Wendy: To remove the politics to make the public-education system a place without borders.
Is there anything you would like to add?
Grant: I have great faith in our ability to dramatically improve the public-education system in Bermuda. Other countries have managed to significantly raise the level of their public systems through clear plans and committed leadership. We have enough talented and committed educators in Bermuda to do the same thing here.
Becky: I set up Bermuda Education Network because I subscribe to Howard Gardner’s view that schools are increasingly anachronistic. When I looked at what was happening with gang culture in Bermuda, I was struck by Gardner’s observation: “The real world appears elsewhere: in the media, in the marketplace, and all too frequently in the demimonde of drugs, violence and crime.” One of the things that Bermuda Education Network is attempting to do is to help teenage students make a mental shift from learning in the classroom to learning that will equip them with the skills and qualifications for a future career. We need help from professionals in the community in order to accomplish this. Check out our website for opportunities to support our work with students in the public schools. The education of other people’s children is as important to your children’s future as their own education.
Michael: The negative perception by the public, including the media. This negative perception is fuelled by politicians, when they continually state that our system is in crisis. Political gamesmanship denigrates not only the system but also the students in the system. Our schools and our students are doing positive things, but one would only know if they took time to discover what’s being accomplished.

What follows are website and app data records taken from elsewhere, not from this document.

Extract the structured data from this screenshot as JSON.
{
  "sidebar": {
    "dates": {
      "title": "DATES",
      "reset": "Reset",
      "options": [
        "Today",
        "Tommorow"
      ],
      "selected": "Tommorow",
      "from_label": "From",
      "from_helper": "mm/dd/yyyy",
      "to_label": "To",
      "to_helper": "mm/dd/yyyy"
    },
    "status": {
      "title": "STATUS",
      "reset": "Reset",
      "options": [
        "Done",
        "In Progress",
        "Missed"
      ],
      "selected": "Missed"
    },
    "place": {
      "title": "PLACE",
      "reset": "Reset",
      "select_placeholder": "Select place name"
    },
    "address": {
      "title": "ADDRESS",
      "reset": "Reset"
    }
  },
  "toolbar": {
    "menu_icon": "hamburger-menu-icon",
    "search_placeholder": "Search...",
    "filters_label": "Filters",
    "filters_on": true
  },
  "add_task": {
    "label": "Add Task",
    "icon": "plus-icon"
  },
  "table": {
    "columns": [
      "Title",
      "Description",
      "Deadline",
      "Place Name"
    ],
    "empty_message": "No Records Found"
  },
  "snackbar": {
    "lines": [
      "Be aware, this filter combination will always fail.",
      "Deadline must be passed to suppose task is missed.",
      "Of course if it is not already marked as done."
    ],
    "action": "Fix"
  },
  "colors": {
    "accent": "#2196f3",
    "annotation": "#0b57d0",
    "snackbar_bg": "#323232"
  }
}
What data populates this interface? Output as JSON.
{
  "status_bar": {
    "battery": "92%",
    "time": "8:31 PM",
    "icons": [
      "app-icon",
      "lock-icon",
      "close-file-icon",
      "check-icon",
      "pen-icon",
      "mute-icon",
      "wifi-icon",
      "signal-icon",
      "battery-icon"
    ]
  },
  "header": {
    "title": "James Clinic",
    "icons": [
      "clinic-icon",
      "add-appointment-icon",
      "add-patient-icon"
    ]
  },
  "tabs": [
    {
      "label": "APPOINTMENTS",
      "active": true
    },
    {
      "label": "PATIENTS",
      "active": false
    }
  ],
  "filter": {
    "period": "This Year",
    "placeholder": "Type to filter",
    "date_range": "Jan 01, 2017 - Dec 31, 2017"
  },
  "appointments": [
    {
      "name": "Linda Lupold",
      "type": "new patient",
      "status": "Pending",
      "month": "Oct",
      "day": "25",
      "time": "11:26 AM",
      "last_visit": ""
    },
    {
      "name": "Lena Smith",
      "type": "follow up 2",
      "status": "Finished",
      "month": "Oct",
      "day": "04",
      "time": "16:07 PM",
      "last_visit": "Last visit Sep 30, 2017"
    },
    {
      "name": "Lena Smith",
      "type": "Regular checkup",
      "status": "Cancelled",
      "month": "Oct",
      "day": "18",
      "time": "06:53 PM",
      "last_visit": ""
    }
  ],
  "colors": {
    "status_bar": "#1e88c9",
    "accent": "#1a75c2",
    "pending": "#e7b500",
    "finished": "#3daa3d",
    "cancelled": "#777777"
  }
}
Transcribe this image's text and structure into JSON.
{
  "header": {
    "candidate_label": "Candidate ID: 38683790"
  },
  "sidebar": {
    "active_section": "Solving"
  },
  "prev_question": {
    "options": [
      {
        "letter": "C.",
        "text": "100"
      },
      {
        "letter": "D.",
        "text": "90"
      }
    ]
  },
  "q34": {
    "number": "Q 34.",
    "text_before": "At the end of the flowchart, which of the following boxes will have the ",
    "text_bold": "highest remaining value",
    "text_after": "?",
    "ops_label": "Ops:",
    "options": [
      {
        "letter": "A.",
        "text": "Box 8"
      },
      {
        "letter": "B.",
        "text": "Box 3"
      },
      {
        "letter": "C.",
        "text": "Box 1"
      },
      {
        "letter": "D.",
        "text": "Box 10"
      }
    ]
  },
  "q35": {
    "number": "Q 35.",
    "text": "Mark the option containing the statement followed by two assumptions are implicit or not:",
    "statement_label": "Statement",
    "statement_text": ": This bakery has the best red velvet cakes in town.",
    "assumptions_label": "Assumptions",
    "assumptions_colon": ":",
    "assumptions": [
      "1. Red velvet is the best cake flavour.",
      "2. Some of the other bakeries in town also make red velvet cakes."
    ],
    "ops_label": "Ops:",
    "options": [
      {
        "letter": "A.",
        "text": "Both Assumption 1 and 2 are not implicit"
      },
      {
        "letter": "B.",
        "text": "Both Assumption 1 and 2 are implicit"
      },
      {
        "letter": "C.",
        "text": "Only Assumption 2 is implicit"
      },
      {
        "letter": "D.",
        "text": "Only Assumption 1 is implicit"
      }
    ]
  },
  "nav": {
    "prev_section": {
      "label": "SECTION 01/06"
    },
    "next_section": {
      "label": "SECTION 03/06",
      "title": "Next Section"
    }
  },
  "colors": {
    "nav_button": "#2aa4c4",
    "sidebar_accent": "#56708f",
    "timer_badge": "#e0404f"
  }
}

Derek: We have a lot to be thankful for here in Bermuda: low class sizes, small schools and a new internationally recognised curriculum. We also have internationally recognised learning centres right next to many of our schools: BIOS, the Maritime Museum, St. George’s Heritage Center and the National Trust properties to name a few. We should start applauding and celebrating what we have on this beautiful jewel in the Atlantic that we call Bermuda, instead of constantly criticising and complaining about every aspect of what we do. Yes, we have problems here in Bermuda, but not nearly as many as in other parts of the world. Go Bermuda!